I am not familiar with the first edition (1988), but I had talked to Jimmy before about the authority of the Bible and he had mentioned his discussion of ‘the living word’.
Here is a tantalizing quote about how the NT and the canon can be understood as ‘the living word’: ‘The phrase makes it clear that revelation was conceived not as a static, once-for-all speaking of particular words which thereby immediately became fixed and petrified. The medium through which the revelation came was conceived of in a much more fluid way. The words and style and idiom could be reworked and indeed transformed into a different form, with enlarged scope and emphasis and adapted to changed circumstances’ (68).
This is not just a ‘second edition’ per se, but has some additions: four new essays on the subjects of ‘God’s word in human speech’, ‘bridging the gap between the academy and the church’, the hallmarks of ‘good exposition’, and a concluding chapter on the Bible as living tradition.
On a personal note, I think the publishing of this edition is timely as the issue of the Bible’s authority is such a hot topic. Jimmy, in this book, is trying to soften the defensive views and tones of fundamentalists. What he does that is different is take a sympathetic view towards the concerns of fundamentalists. He does not write them off – his book is not an alternative approach to biblical authority from a ‘liberal’. He wants to address fundamentalists (primarily) with a hopefulness that he is accepted by them as someone who takes the Bible very seriously. That should be valued, even if his views are ultimately neglected.
Also, he handles the very serious issue of pseudonymity in the Bible. He supports the idea that this was common in Jewish tradition and should not be understood as deceptive and, thus, fatal to the view that the Bible is divinely inspired and authoritative.

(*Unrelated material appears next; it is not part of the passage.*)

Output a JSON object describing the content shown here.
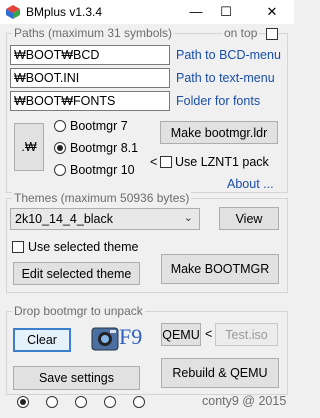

Though, in the end, I do not accept this common view (for a number of reasons), I think Jimmy pitches the best kind of argument to convince an evangelical.
For those who are curious, the biggest problems I have with pseudonymity in the NT is three-fold:
1. Can we really prove or know that Peter or Paul did not write the letters ascribed to them in the NT (this is the truth-is-often-stranger-than-fiction-principle)? Can we decide, in our time, exactly who wrote these letters, why, and how they fooled so many over the years? Take 2 Corinthians 6.14-7.1. Fitzmyer says: Qumranist wrote it. Betz -nah, anti-Pauline Judaizers did and someone slipped it into the letter. Murphy-O’Connor – fellas, this looks as much like Philo as Essenes or whoever. A few squeaky voices are heard in the distance:….could it be Paul…?
2. Good false-writers pick someone long gone (Enoch, Moses, Abraham, etc…). That way everybody is on the same page – did Enoch really write this? No – duh! With Paul, hm… did he write Colossians? [false author of Colossians says: did I not make that clear?]
3. It is very uncommon to find epistles that are falsely written and yet accepted within a community. The number of personal details in Colossians and Ephesians (let alone the PE) just seem superfluous unless (1) Paul wrote it [or authorized the writing of it], or (2) a false-writer was really trying to fool someone. I can understand a basic attempt to be faithful to the genre (the letter), but not at the level of what we find.
Well, I know many of you out there disagree with me – this is a controversial subject. Be aware – I plan on reading Dunn’s section closely. I am open to being convinced, but it has not happened yet.
I will keep you posted on any interesting tidbits in this book. On a personal note, this book was gifted to me by Jimmy himself as a congrats on the viva. It is a fitting reminder that, even now with a PhD, I need to learn (all the more) what God’s word is, how to properly intepret and respect it, and how to affirm its vitality, bringing it to others carefully and faithfully.